In Daniel H. Pink’s clear-headed management book Drive, he offered up a recipe for motivating the 21st-century workforce. To love your work enough to fully dedicate yourself to it, he said, it has to have three things going for it: autonomy, mastery and purpose. In other words, if you have some control over what you do all day, feel like you’re competent at it and think it’s all for a good reason, then you’ve got an awesome job and you should be pretty happy about that. Which, I suppose, means that if you’re a chief marketing officer in 2014, you probably feel as if you’re about one whiteboard brainstorming session away from cleaning eavestroughs.
Being a chief marketing officer has never been a cakewalk, of course. Autonomy in that role is always a tricky business, given that you’re never far from someone who thinks they can do the job better. If you’re extra lucky, that someone might even be your CEO. Likewise, it’s challenging to feel like you’ve ever really mastered the craft. At the best of times, everything a CMO does is a gamble with ephemeral and uncertain results; that’s a hundred times truer now, with marketing tools multiplying faster than anyone could truthfully claim to keep up with. Just because you can wear jeans to work doesn’t mean you’re having a good time.
But in Pink’s trinity, it’s purpose that must give CMOs the most heartburn. As it is traditionally defined, the role embodies responsibilities that are the tip of the spear for everything else an organization does—everything—and yet the internal fight for legitimacy seems to be the greatest challenge it faces. In the latest State of Marketing study by the CMO Council, the “mindset of senior management” and “internal politics” ranked second and third behind “budget constraints” as CMOs’ biggest frustrations. Competitors and consumers didn’t even make the list. More than two-thirds of chief marketing officers don’t think the role gets the same respect as other executive functions. It’s as if corporate leadership decided that market demand must be ambient, like air, and thus needs merely to be managed rather than built.
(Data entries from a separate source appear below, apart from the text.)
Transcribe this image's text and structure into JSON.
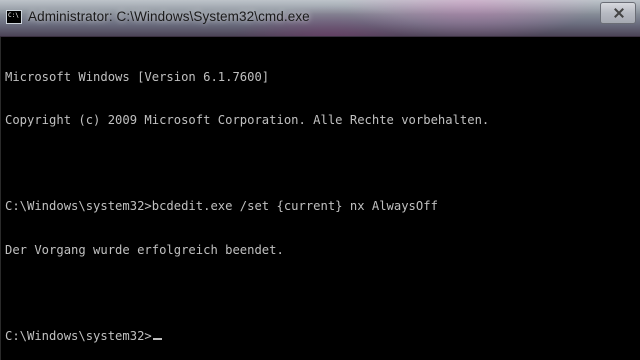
{
  "window": {
    "title": "Administrator: C:\\Windows\\System32\\cmd.exe",
    "icon_label": "C:\\",
    "icon": "cmd-icon",
    "close_icon": "close-icon"
  },
  "console": {
    "lines": [
      "Microsoft Windows [Version 6.1.7600]",
      "Copyright (c) 2009 Microsoft Corporation. Alle Rechte vorbehalten.",
      "",
      "C:\\Windows\\system32>bcdedit.exe /set {current} nx AlwaysOff",
      "Der Vorgang wurde erfolgreich beendet.",
      "",
      "C:\\Windows\\system32>"
    ],
    "text_color": "#c0c0c0",
    "background_color": "#000000"
  }
}
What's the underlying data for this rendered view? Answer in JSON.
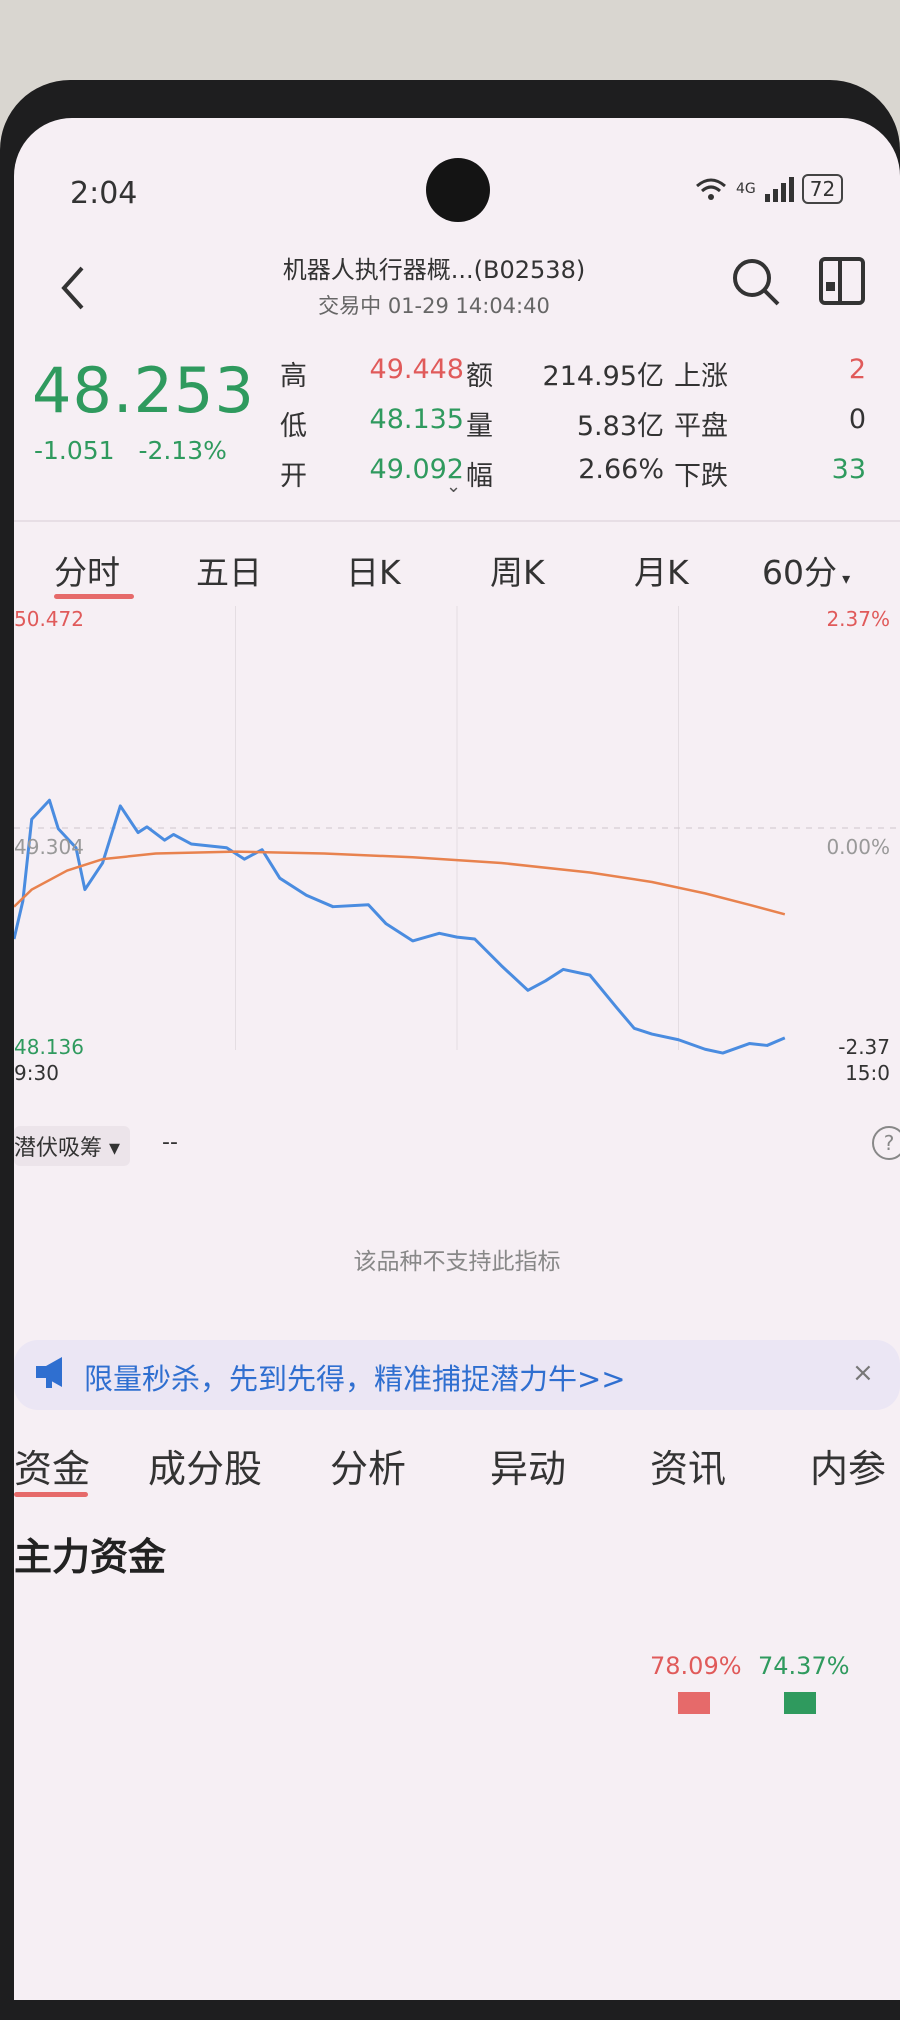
{
  "status_bar": {
    "time": "2:04",
    "network": "4G",
    "battery": "72"
  },
  "header": {
    "title": "机器人执行器概...(B02538)",
    "subtitle": "交易中 01-29 14:04:40"
  },
  "quote": {
    "price": "48.253",
    "change": "-1.051",
    "change_pct": "-2.13%",
    "stats": {
      "high_label": "高",
      "high": "49.448",
      "low_label": "低",
      "low": "48.135",
      "open_label": "开",
      "open": "49.092",
      "amount_label": "额",
      "amount": "214.95亿",
      "volume_label": "量",
      "volume": "5.83亿",
      "range_label": "幅",
      "range": "2.66%",
      "up_label": "上涨",
      "up": "2",
      "flat_label": "平盘",
      "flat": "0",
      "down_label": "下跌",
      "down": "33"
    }
  },
  "tabs": [
    "分时",
    "五日",
    "日K",
    "周K",
    "月K",
    "60分"
  ],
  "active_tab": "分时",
  "chart": {
    "top_price": "50.472",
    "top_pct": "2.37%",
    "mid_price": "49.304",
    "mid_pct": "0.00%",
    "bottom_price": "48.136",
    "bottom_pct": "-2.37",
    "start_time": "9:30",
    "end_time": "15:0"
  },
  "chart_data": {
    "type": "line",
    "x_range": [
      "9:30",
      "15:00"
    ],
    "ylim": [
      48.136,
      50.472
    ],
    "series": [
      {
        "color": "#4a8ce0",
        "x": [
          0,
          0.01,
          0.02,
          0.04,
          0.05,
          0.07,
          0.08,
          0.1,
          0.12,
          0.14,
          0.15,
          0.17,
          0.18,
          0.2,
          0.22,
          0.24,
          0.26,
          0.28,
          0.3,
          0.33,
          0.36,
          0.4,
          0.42,
          0.45,
          0.48,
          0.5,
          0.52,
          0.55,
          0.58,
          0.6,
          0.62,
          0.65,
          0.68,
          0.7,
          0.72,
          0.75,
          0.78,
          0.8,
          0.83,
          0.85,
          0.87
        ],
        "values": [
          48.72,
          48.92,
          49.35,
          49.45,
          49.3,
          49.2,
          48.98,
          49.12,
          49.42,
          49.28,
          49.31,
          49.24,
          49.27,
          49.22,
          49.21,
          49.2,
          49.14,
          49.19,
          49.04,
          48.95,
          48.89,
          48.9,
          48.8,
          48.71,
          48.75,
          48.73,
          48.72,
          48.58,
          48.45,
          48.5,
          48.56,
          48.53,
          48.36,
          48.25,
          48.22,
          48.19,
          48.14,
          48.12,
          48.17,
          48.16,
          48.2
        ]
      },
      {
        "color": "#e8824e",
        "x": [
          0,
          0.02,
          0.06,
          0.1,
          0.16,
          0.25,
          0.35,
          0.45,
          0.55,
          0.65,
          0.72,
          0.78,
          0.83,
          0.87
        ],
        "values": [
          48.89,
          48.98,
          49.08,
          49.14,
          49.17,
          49.18,
          49.17,
          49.15,
          49.12,
          49.07,
          49.02,
          48.96,
          48.9,
          48.85
        ]
      }
    ]
  },
  "indicator": {
    "name": "潜伏吸筹 ▾",
    "value": "--",
    "message": "该品种不支持此指标"
  },
  "banner": {
    "text": "限量秒杀，先到先得，精准捕捉潜力牛>>",
    "close": "×"
  },
  "bottom_tabs": [
    "资金",
    "成分股",
    "分析",
    "异动",
    "资讯",
    "内参"
  ],
  "funds": {
    "title": "主力资金",
    "pct_in": "78.09%",
    "pct_out": "74.37%"
  },
  "colors": {
    "up": "#e05a5a",
    "down": "#2f9a5e",
    "accent_line": "#4a8ce0",
    "avg_line": "#e8824e",
    "tab_active": "#e66a6a"
  }
}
The more closely you look, the more absurd the underestimation of marketing becomes. In any competitive category, there is no more accurate predictor of a company’s prospects than how many people know and trust its brand. Yet even as marketing budgets have risen and the number of ways a brand touches its customers has proliferated, the authority of CMOs to coherently control the experience has eroded. Take digital marketing as an example: By 2017, CMOs will be directing more corporate technology spending than chief information officers will, and yet CIOs are more likely to have chairs in the C-suite, where the corporate agenda gets set. From IT to customer service to human resources, the brand experience is balkanizing at the very moment it needs to be most unified.
To be fair, some of the problem lies in how seriously marketing has been taking itself lately. Just a few months ago, this column’s critique of one company’s marketing professionalism was met with a vigorous defence on Twitter, even as the company was posting a recruitment ad for a marketing manager requiring just two to five years’ experience (which didn’t even have to be in marketing). It’s not an isolated case. The abstruse nature of the job, combined with the accessibility of its tools, has created the sense that all you need to be a marketer is the talent your mom always said you had, plus fashionable glasses. Such amateurism does nothing to encourage CEOs to let marketing sit with the grown-ups.
But that, inarguably, is where it should be. Chief marketing officers and CEOs share one all-consuming purpose: growth. Everyone else at that table is at least partly concerned with what it will cost, how to manage it or how to share its spoils. But no executive function will ever have more influence on CEOs’ legacy than marketing. If they don’t have CMOs sitting at their right hands, they’d better be ready to do the job themselves. And have the thick skin to go with it.